    Details: 240 Central Park S., 212-582-5100

  • No. 13: Degustation  

    Reservations: It’s a small space that’s exclusively counter seating at this East Village Franco-Spanish joint, so the best course of action is to make your reservation either online or over the phone a couple weeks in advance.

    Dining Options: Either order à la carte, or get the ridiculously good seven-course tasting menu for $80.

    Best Value: You can get out of here without spending too much if you plan to share and order carefully. The à la carte menu is full of dishes that ring in at $15-$20.

    Insider Tip: If you’re looking to book for a big party, it’s best to call 30 days in advance, since they only seat larger gatherings either at 6 PM or 10 PM.

    Details: 239 E. Fifth St.; 212-979-1012

  • No. 14: Gotham Bar and Grill 

    Reservations: Make sure you call 20-30 days before your desired date.
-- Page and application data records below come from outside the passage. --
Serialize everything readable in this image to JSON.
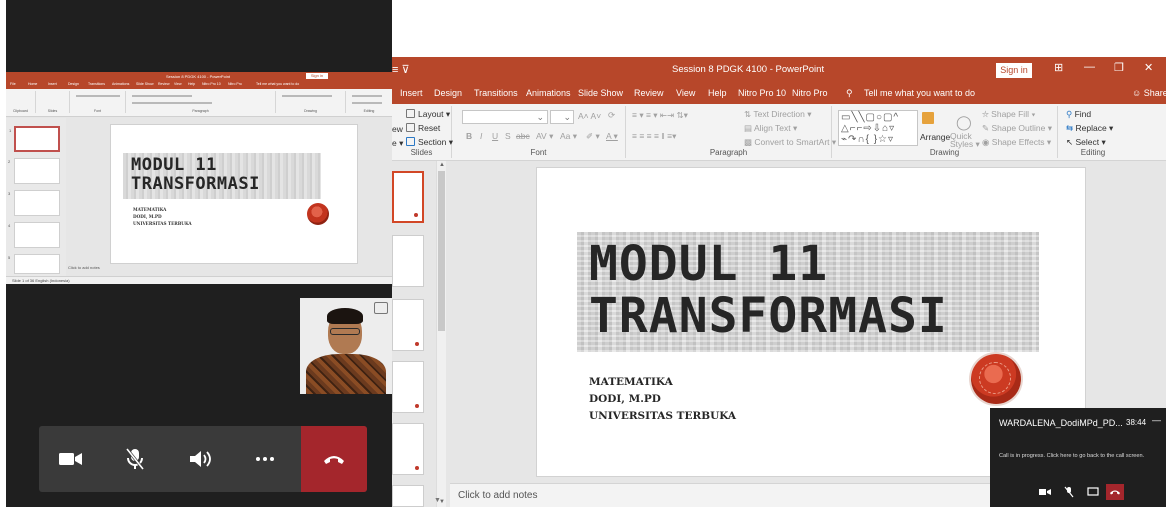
{
  "meeting": {
    "mini_window": {
      "doc_title": "Session 8 PDGK 4100 - PowerPoint",
      "signin": "Sign in",
      "tabs": [
        "File",
        "Home",
        "Insert",
        "Design",
        "Transitions",
        "Animations",
        "Slide Show",
        "Review",
        "View",
        "Help",
        "Nitro Pro 10",
        "Nitro Pro",
        "Tell me what you want to do"
      ],
      "groups": [
        "Clipboard",
        "Slides",
        "Font",
        "Paragraph",
        "Drawing",
        "Editing"
      ],
      "slide_title_line1": "MODUL 11",
      "slide_title_line2": "TRANSFORMASI",
      "slide_sub_line1": "MATEMATIKA",
      "slide_sub_line2": "DODI, M.PD",
      "slide_sub_line3": "UNIVERSITAS TERBUKA",
      "notes": "Click to add notes",
      "status": "Slide 1 of 36   English (Indonesia)"
    },
    "self_view": {
      "icon": "screen-share-icon"
    },
    "controls": {
      "camera": "video-camera-icon",
      "mic": "microphone-muted-icon",
      "speaker": "speaker-icon",
      "more": "more-options-icon",
      "end": "hang-up-icon",
      "end_color": "#a4262c"
    }
  },
  "ppt": {
    "qat": "≡ ⊽",
    "doc_title": "Session 8 PDGK 4100  -  PowerPoint",
    "signin": "Sign in",
    "window_controls": [
      "⊞",
      "—",
      "❐",
      "✕"
    ],
    "tabs": {
      "insert": "Insert",
      "design": "Design",
      "transitions": "Transitions",
      "animations": "Animations",
      "slideshow": "Slide Show",
      "review": "Review",
      "view": "View",
      "help": "Help",
      "nitro10": "Nitro Pro 10",
      "nitro": "Nitro Pro",
      "tellme": "Tell me what you want to do",
      "share": "Share"
    },
    "ribbon": {
      "slides": {
        "layout": "Layout ▾",
        "reset": "Reset",
        "section": "Section ▾",
        "label": "Slides",
        "new_part": "ew",
        "new_part2": "e ▾"
      },
      "font": {
        "size_buttons": "A˄ A˅",
        "bold": "B",
        "italic": "I",
        "underline": "U",
        "strike": "S",
        "abc": "abc",
        "spacing": "AV ▾",
        "case": "Aa ▾",
        "label": "Font"
      },
      "paragraph": {
        "text_direction": "Text Direction ▾",
        "align_text": "Align Text ▾",
        "smartart": "Convert to SmartArt ▾",
        "label": "Paragraph"
      },
      "drawing": {
        "shapes": "▭╲╲▢○▢^ △⌐⌐⇨⇩⌂▿ ⌁↷∩{ }☆▿",
        "arrange": "Arrange",
        "quick_styles": "Quick Styles ▾",
        "fill": "Shape Fill ▾",
        "outline": "Shape Outline ▾",
        "effects": "Shape Effects ▾",
        "label": "Drawing"
      },
      "editing": {
        "find": "Find",
        "replace": "Replace ▾",
        "select": "Select ▾",
        "label": "Editing"
      }
    },
    "slide": {
      "title_line1": "MODUL 11",
      "title_line2": "TRANSFORMASI",
      "sub_line1": "MATEMATIKA",
      "sub_line2": "DODI, M.PD",
      "sub_line3": "UNIVERSITAS TERBUKA"
    },
    "notes_placeholder": "Click to add notes",
    "accent": "#b7472a"
  },
  "call_popup": {
    "name": "WARDALENA_DodiMPd_PD...",
    "time": "38:44",
    "minimize": "—",
    "message": "Call is in progress. Click here to go back to the call screen."
  }
}
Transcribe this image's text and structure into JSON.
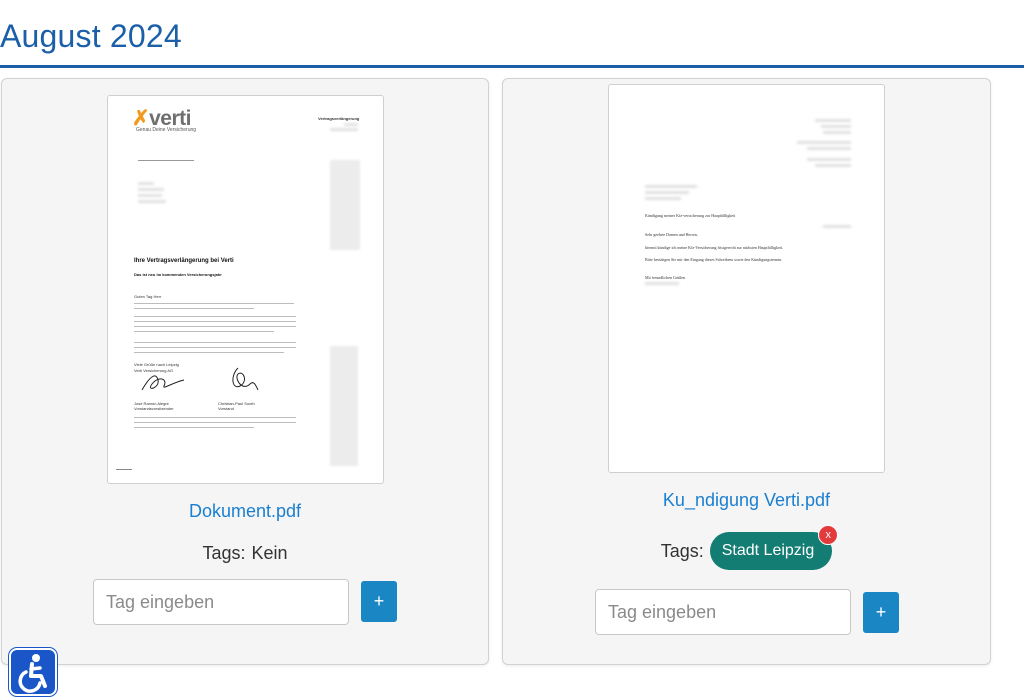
{
  "page": {
    "title": "August 2024"
  },
  "documents": [
    {
      "filename": "Dokument.pdf",
      "tags_label": "Tags:",
      "tags_none": "Kein",
      "tags": [],
      "input_placeholder": "Tag eingeben",
      "add_button_label": "+",
      "thumbnail": {
        "logo_text": "verti",
        "tagline": "Genau Deine Versicherung",
        "header_right": "Vertragsverlängerung",
        "heading": "Ihre Vertragsverlängerung bei Verti",
        "subheading": "Das ist neu im kommenden Versicherungsjahr",
        "greeting": "Guten Tag Herr",
        "closing": "Viele Grüße nach Leipzig",
        "company": "Verti Versicherung AG",
        "signer_1": "José Ramón Alegre",
        "signer_1_role": "Vorstandsvorsitzender",
        "signer_2": "Christian-Paul Sooth",
        "signer_2_role": "Vorstand"
      }
    },
    {
      "filename": "Ku_ndigung Verti.pdf",
      "tags_label": "Tags:",
      "tags": [
        {
          "label": "Stadt Leipzig",
          "remove_label": "x"
        }
      ],
      "input_placeholder": "Tag eingeben",
      "add_button_label": "+",
      "thumbnail": {
        "subject": "Kündigung meiner Kfz-versicherung zur Hauptfälligkeit",
        "salutation": "Sehr geehrte Damen und Herren,",
        "body_1": "hiermit kündige ich meine Kfz-Versicherung fristgerecht zur nächsten Hauptfälligkeit.",
        "body_2": "Bitte bestätigen Sie mir den Eingang dieses Schreibens sowie den Kündigungstermin.",
        "closing": "Mit freundlichen Grüßen"
      }
    }
  ],
  "accessibility": {
    "icon": "wheelchair-icon"
  },
  "colors": {
    "title": "#1a5fa8",
    "link": "#1a7fd0",
    "tag": "#147d73",
    "add_button": "#1a86c4",
    "remove": "#e33b3b",
    "a11y": "#1a56c8"
  }
}
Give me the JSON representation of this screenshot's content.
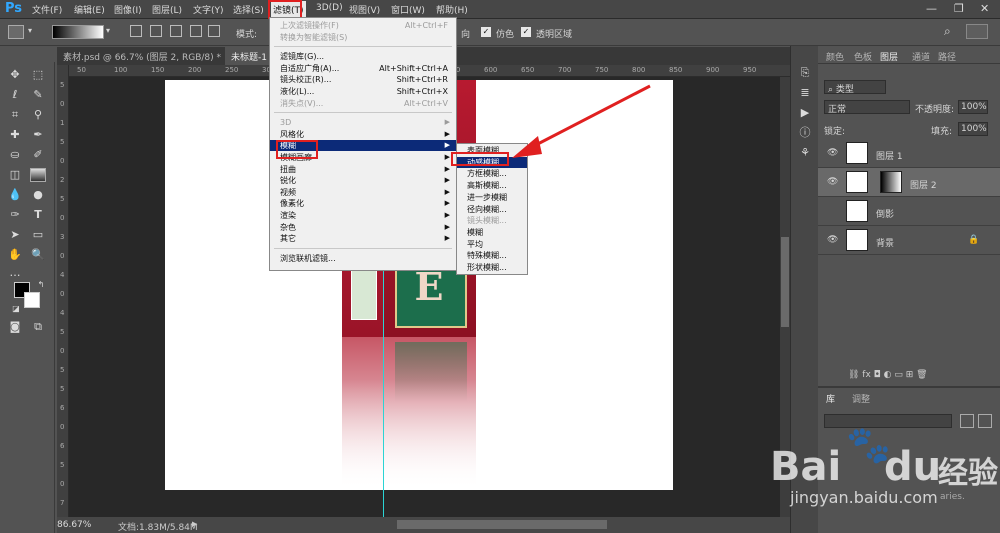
{
  "app": {
    "logo": "Ps",
    "menu": [
      "文件(F)",
      "编辑(E)",
      "图像(I)",
      "图层(L)",
      "文字(Y)",
      "选择(S)",
      "滤镜(T)",
      "3D(D)",
      "视图(V)",
      "窗口(W)",
      "帮助(H)"
    ],
    "active_menu": "滤镜(T)"
  },
  "options_bar": {
    "mode_label": "模式:",
    "reverse_label": "向",
    "dither_label": "仿色",
    "transparency_label": "透明区域"
  },
  "doc_tabs": [
    {
      "label": "素材.psd @ 66.7% (图层 2, RGB/8) *",
      "close": "×"
    },
    {
      "label": "未标题-1",
      "close": ""
    }
  ],
  "filter_menu": {
    "items": [
      {
        "label": "上次滤镜操作(F)",
        "shortcut": "Alt+Ctrl+F",
        "disabled": true
      },
      {
        "label": "转换为智能滤镜(S)",
        "shortcut": "",
        "disabled": true,
        "sep_after": true
      },
      {
        "label": "滤镜库(G)...",
        "shortcut": "",
        "disabled": false
      },
      {
        "label": "自适应广角(A)...",
        "shortcut": "Alt+Shift+Ctrl+A",
        "disabled": false
      },
      {
        "label": "镜头校正(R)...",
        "shortcut": "Shift+Ctrl+R",
        "disabled": false
      },
      {
        "label": "液化(L)...",
        "shortcut": "Shift+Ctrl+X",
        "disabled": false
      },
      {
        "label": "消失点(V)...",
        "shortcut": "Alt+Ctrl+V",
        "disabled": true,
        "sep_after": true
      },
      {
        "label": "3D",
        "shortcut": "",
        "disabled": true,
        "submenu": true
      },
      {
        "label": "风格化",
        "shortcut": "",
        "disabled": false,
        "submenu": true
      },
      {
        "label": "模糊",
        "shortcut": "",
        "disabled": false,
        "submenu": true,
        "highlight": true
      },
      {
        "label": "模糊画廊",
        "shortcut": "",
        "disabled": false,
        "submenu": true
      },
      {
        "label": "扭曲",
        "shortcut": "",
        "disabled": false,
        "submenu": true
      },
      {
        "label": "锐化",
        "shortcut": "",
        "disabled": false,
        "submenu": true
      },
      {
        "label": "视频",
        "shortcut": "",
        "disabled": false,
        "submenu": true
      },
      {
        "label": "像素化",
        "shortcut": "",
        "disabled": false,
        "submenu": true
      },
      {
        "label": "渲染",
        "shortcut": "",
        "disabled": false,
        "submenu": true
      },
      {
        "label": "杂色",
        "shortcut": "",
        "disabled": false,
        "submenu": true
      },
      {
        "label": "其它",
        "shortcut": "",
        "disabled": false,
        "submenu": true,
        "sep_after": true
      },
      {
        "label": "浏览联机滤镜...",
        "shortcut": "",
        "disabled": false
      }
    ]
  },
  "blur_submenu": {
    "items": [
      {
        "label": "表面模糊...",
        "disabled": false
      },
      {
        "label": "动感模糊...",
        "disabled": false,
        "highlight": true
      },
      {
        "label": "方框模糊...",
        "disabled": false
      },
      {
        "label": "高斯模糊...",
        "disabled": false
      },
      {
        "label": "进一步模糊",
        "disabled": false
      },
      {
        "label": "径向模糊...",
        "disabled": false
      },
      {
        "label": "镜头模糊...",
        "disabled": true
      },
      {
        "label": "模糊",
        "disabled": false
      },
      {
        "label": "平均",
        "disabled": false
      },
      {
        "label": "特殊模糊...",
        "disabled": false
      },
      {
        "label": "形状模糊...",
        "disabled": false
      }
    ]
  },
  "layers_panel": {
    "tabs": [
      "颜色",
      "色板",
      "图层",
      "通道",
      "路径"
    ],
    "active_tab": "图层",
    "filter_kind": "类型",
    "blend_mode": "正常",
    "opacity_label": "不透明度:",
    "opacity_value": "100%",
    "lock_label": "锁定:",
    "fill_label": "填充:",
    "fill_value": "100%",
    "layers": [
      {
        "name": "图层 1",
        "visible": true,
        "selected": false
      },
      {
        "name": "图层 2",
        "visible": true,
        "selected": true
      },
      {
        "name": "倒影",
        "visible": false,
        "selected": false
      },
      {
        "name": "背景",
        "visible": true,
        "selected": false,
        "locked": true
      }
    ]
  },
  "library_panel": {
    "tabs": [
      "库",
      "调整"
    ],
    "text": "aries."
  },
  "status": {
    "zoom": "86.67%",
    "doc_info": "文档:1.83M/5.84M"
  },
  "ruler_top_labels": [
    "50",
    "100",
    "150",
    "200",
    "250",
    "300",
    "350",
    "400",
    "450",
    "500",
    "550",
    "600",
    "650",
    "700",
    "750",
    "800",
    "850",
    "900",
    "950"
  ],
  "ruler_left_labels": [
    "5",
    "0",
    "1",
    "5",
    "0",
    "2",
    "5",
    "0",
    "3",
    "0",
    "4",
    "0",
    "4",
    "5",
    "0",
    "5",
    "5",
    "6",
    "0",
    "6",
    "5",
    "0",
    "7"
  ],
  "watermark": {
    "brand": "Bai",
    "brand2": "du",
    "cn": "经验",
    "url": "jingyan.baidu.com"
  },
  "colors": {
    "highlight": "#0c2a78",
    "annotation": "#e02020",
    "guide": "#2bd4d4"
  }
}
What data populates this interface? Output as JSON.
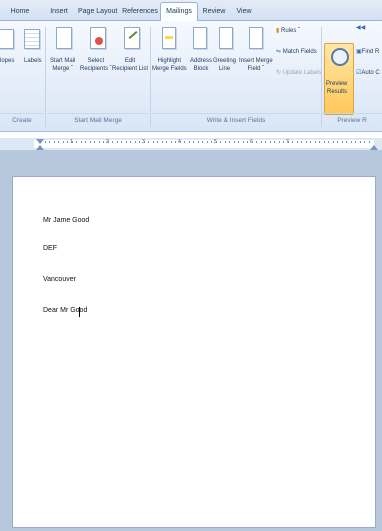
{
  "tabs": [
    {
      "id": "home",
      "label": "Home"
    },
    {
      "id": "insert",
      "label": "Insert"
    },
    {
      "id": "page_layout",
      "label": "Page Layout"
    },
    {
      "id": "references",
      "label": "References"
    },
    {
      "id": "mailings",
      "label": "Mailings",
      "active": true
    },
    {
      "id": "review",
      "label": "Review"
    },
    {
      "id": "view",
      "label": "View"
    }
  ],
  "ribbon": {
    "create": {
      "envelopes_label": "lopes",
      "labels_label": "Labels",
      "group_label": "Create"
    },
    "start_mail_merge": {
      "start_line1": "Start Mail",
      "start_line2": "Merge ˇ",
      "select_line1": "Select",
      "select_line2": "Recipients ˇ",
      "edit_line1": "Edit",
      "edit_line2": "Recipient List",
      "group_label": "Start Mail Merge"
    },
    "write_insert": {
      "highlight_line1": "Highlight",
      "highlight_line2": "Merge Fields",
      "address_line1": "Address",
      "address_line2": "Block",
      "greeting_line1": "Greeting",
      "greeting_line2": "Line",
      "insert_line1": "Insert Merge",
      "insert_line2": "Field ˇ",
      "rules_label": "Rules ˇ",
      "match_label": "Match Fields",
      "update_label": "Update Labels",
      "group_label": "Write & Insert Fields"
    },
    "preview": {
      "preview_line1": "Preview",
      "preview_line2": "Results",
      "find_label": "Find R",
      "auto_label": "Auto C",
      "group_label": "Preview R"
    }
  },
  "ruler": {
    "numbers": [
      "1",
      "2",
      "3",
      "4",
      "5",
      "6",
      "7"
    ]
  },
  "document": {
    "lines": [
      "Mr Jame Good",
      "DEF",
      "Vancouver",
      "Dear Mr Good"
    ]
  },
  "colors": {
    "accent": "#1e395b",
    "ribbon_bg": "#dce8f7",
    "preview_active": "#ffc85a",
    "canvas": "#b7c7dc"
  }
}
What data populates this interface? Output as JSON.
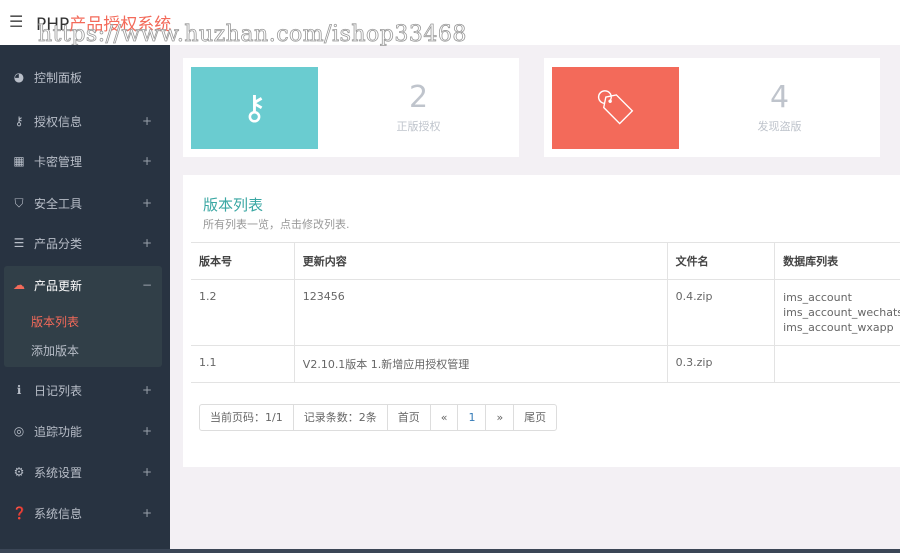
{
  "header": {
    "brand_prefix": "PHP",
    "brand_suffix": "产品授权系统",
    "watermark": "https://www.huzhan.com/ishop33468"
  },
  "sidebar": {
    "items": [
      {
        "label": "控制面板",
        "icon": "dashboard-icon",
        "expand": ""
      },
      {
        "label": "授权信息",
        "icon": "key-icon",
        "expand": "+"
      },
      {
        "label": "卡密管理",
        "icon": "qrcode-icon",
        "expand": "+"
      },
      {
        "label": "安全工具",
        "icon": "shield-icon",
        "expand": "+"
      },
      {
        "label": "产品分类",
        "icon": "list-icon",
        "expand": "+"
      },
      {
        "label": "产品更新",
        "icon": "cloud-upload-icon",
        "expand": "−"
      },
      {
        "label": "日记列表",
        "icon": "info-icon",
        "expand": "+"
      },
      {
        "label": "追踪功能",
        "icon": "target-icon",
        "expand": "+"
      },
      {
        "label": "系统设置",
        "icon": "gears-icon",
        "expand": "+"
      },
      {
        "label": "系统信息",
        "icon": "question-icon",
        "expand": "+"
      }
    ],
    "subitems": [
      {
        "label": "版本列表",
        "active": true
      },
      {
        "label": "添加版本",
        "active": false
      }
    ]
  },
  "stats": [
    {
      "value": "2",
      "label": "正版授权",
      "color": "#6accd0",
      "icon": "key-icon"
    },
    {
      "value": "4",
      "label": "发现盗版",
      "color": "#f36a5a",
      "icon": "tags-icon"
    }
  ],
  "panel": {
    "title": "版本列表",
    "subtitle": "所有列表一览，点击修改列表.",
    "columns": [
      "版本号",
      "更新内容",
      "文件名",
      "数据库列表"
    ],
    "rows": [
      {
        "version": "1.2",
        "content": "123456",
        "file": "0.4.zip",
        "db": [
          "ims_account",
          "ims_account_wechats",
          "ims_account_wxapp"
        ]
      },
      {
        "version": "1.1",
        "content": "V2.10.1版本 1.新增应用授权管理",
        "file": "0.3.zip",
        "db": []
      }
    ]
  },
  "pager": {
    "current": "当前页码：1/1",
    "count": "记录条数：2条",
    "first": "首页",
    "prev": "«",
    "page": "1",
    "next": "»",
    "last": "尾页"
  }
}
Reservations are available a month in advance either by phone or online.

    Dining Options: Alfred Portale’s menu is built around an à la carte selection that’s affordable when compared to the tasting menus that populate our best-restaurants list. First- and second-course offerings are in the $20 to $30 range, while mains are $30 to $40.

    Best Value: For lunch, there’s a great “Greenmarket” three-course prix fixe that will only set you back $33. You can also order à la carte for both lunch and dinner.

    Details: 12 E. 12th St.; 212-620-4020

  • No. 15: Mas (farmhouse) 

    Reservations: Amazingly, you can reserve your spot up to two months in advance at Mas (farmhouse), but if you’re looking to dine with them on a Friday or Saturday, you should opt to schedule your visit a month or so beforehand. If you opt to eat at the bar (which serves the full menu), you can (and should) make a reservation the day of; you can’t make it any further in advance.

    Dining Options: Order à la carte, eat at the bar, or opt for the three-course menu for $78 or the six-course chef’s menu for $115.

    Insider Tip: There’s a six-course menu that’s not listed on the menu and that the chef will create just for you.

    Details: 39 Downing St.; 212-255-1790